Smith was part of the program to strengthen injury epidemiology research at the Shock, Trauma and Anesthesiology Research Organized Research Center at the University of Maryland School of Medicine. Prior to that, he worked at the Liberty Mutual Research Institute for Safety, an occupational injury research center affiliated with the Harvard School of Public Health, and at The Johns Hopkins School of Hygiene and Public Health (with joint appointments in Epidemiology and Emergency Medicine), where he developed and directed a National Institute of Occupational Safety and Health-sponsored program to train doctoral students in occupational injury epidemiology and prevention.

Smith said he looks forward to mentoring junior faculty as they compete for NIH grants and other funding as well as developing international collaborations through his ties with overseas researchers. One potential project involves the only trauma center in Qatar, where one of his former students is the director of prevention.

“We plan to develop a study of drug involvement in driving,” he said. “This is an opportunity to take advantage of the extensive laboratory testing capabilities their anti-doping laboratory has developed for testing athletes as they plan to host the upcoming World Cup soccer matches. To do full testing for drugs affecting driving is prohibitively expensive at a U.S. trauma center. However, I was able to work with their laboratory researchers who were happy to have an opportunity to test their equipment out well before the games start.”

Smith also hopes to leverage his connections in New Zealand and Australia for future research, and he is in discussion with a popular ride-sharing program to develop a study on the impact of the program on reducing drunken driving crashes, especially among young people.

His top priority, however, is helping to expand WVU’s research program to address the health needs of West Virginians.

“I am excited also about the opportunity to mentor junior faculty and develop the next generation of researchers who can take full advantage of the unique opportunities in West Virginia to conduct research that will make a real difference in improving the health of the people,” Smith said. “A program focusing on injury and drug abuse prevention could serve as a model for programs across the country.”

He is hopeful one of his recent grant proposals on drugs and driving will be funded as drug abuse and its consequences is a major problem in the state.

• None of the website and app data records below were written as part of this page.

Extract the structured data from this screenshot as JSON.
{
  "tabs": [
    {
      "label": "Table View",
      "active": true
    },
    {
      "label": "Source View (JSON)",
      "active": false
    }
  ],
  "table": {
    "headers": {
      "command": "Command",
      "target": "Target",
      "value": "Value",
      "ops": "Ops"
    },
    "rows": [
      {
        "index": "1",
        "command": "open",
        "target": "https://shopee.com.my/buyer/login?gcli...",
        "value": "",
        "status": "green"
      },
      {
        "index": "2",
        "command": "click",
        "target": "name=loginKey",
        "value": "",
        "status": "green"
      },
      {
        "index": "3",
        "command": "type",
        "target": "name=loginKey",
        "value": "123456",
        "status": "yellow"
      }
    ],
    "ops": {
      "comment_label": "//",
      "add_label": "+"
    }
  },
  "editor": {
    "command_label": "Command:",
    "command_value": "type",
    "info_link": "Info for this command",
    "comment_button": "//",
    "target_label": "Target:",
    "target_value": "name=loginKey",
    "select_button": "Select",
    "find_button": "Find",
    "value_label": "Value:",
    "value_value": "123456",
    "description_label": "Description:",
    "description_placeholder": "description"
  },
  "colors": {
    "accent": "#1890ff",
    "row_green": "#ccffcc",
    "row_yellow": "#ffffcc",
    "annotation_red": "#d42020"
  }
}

Stuart M. and Joyce N. Robbins Distinguished Professorship in Epidemiology.

The endowed professorship, a first for the School of Public Health, was established by a $1 million gift from WVU alumnus Stuart M. Robbins and his wife, Joyce, as a way to advance research in public health – particularly in the areas of injury and drug and alcohol abuse – in West Virginia. The West Virginia Research Trust Fund matched the gift, bringing the fund to $2 million.

The couple established the Center for Global Business and Strategy, a chair in history and several other funds and scholarships at WVU. They are members of the Woodburn Circle Society, the WVU Foundation’s highest level of donor recognition, and were named the WVU Foundation Philanthropists of the Year in 2012.

Stuart Robbins received a bachelor’s degree in history from WVU in 1965, and he studied law at New York University and business at the University of Pittsburgh and Pace University. He worked for Mellon Bank, Parker Hunter, C.S. McKee and Paine Webber before becoming managing director of global equities at Donaldson, Lufkin and Jenrette. Robbins has been a member of the Eberly College of Arts and Sciences advisory board and the WVU Foundation Board of Directors, and he is a charter member and continues to serve on the School of Public Health Visiting Committee.

Joyce Robbins has a master’s in special education from the University of Pittsburgh, a master’s in business (accounting) from Pace University and a CPA certification. She is a former special education teacher and has held positions with Coopers & Lybrand and DataSwitch.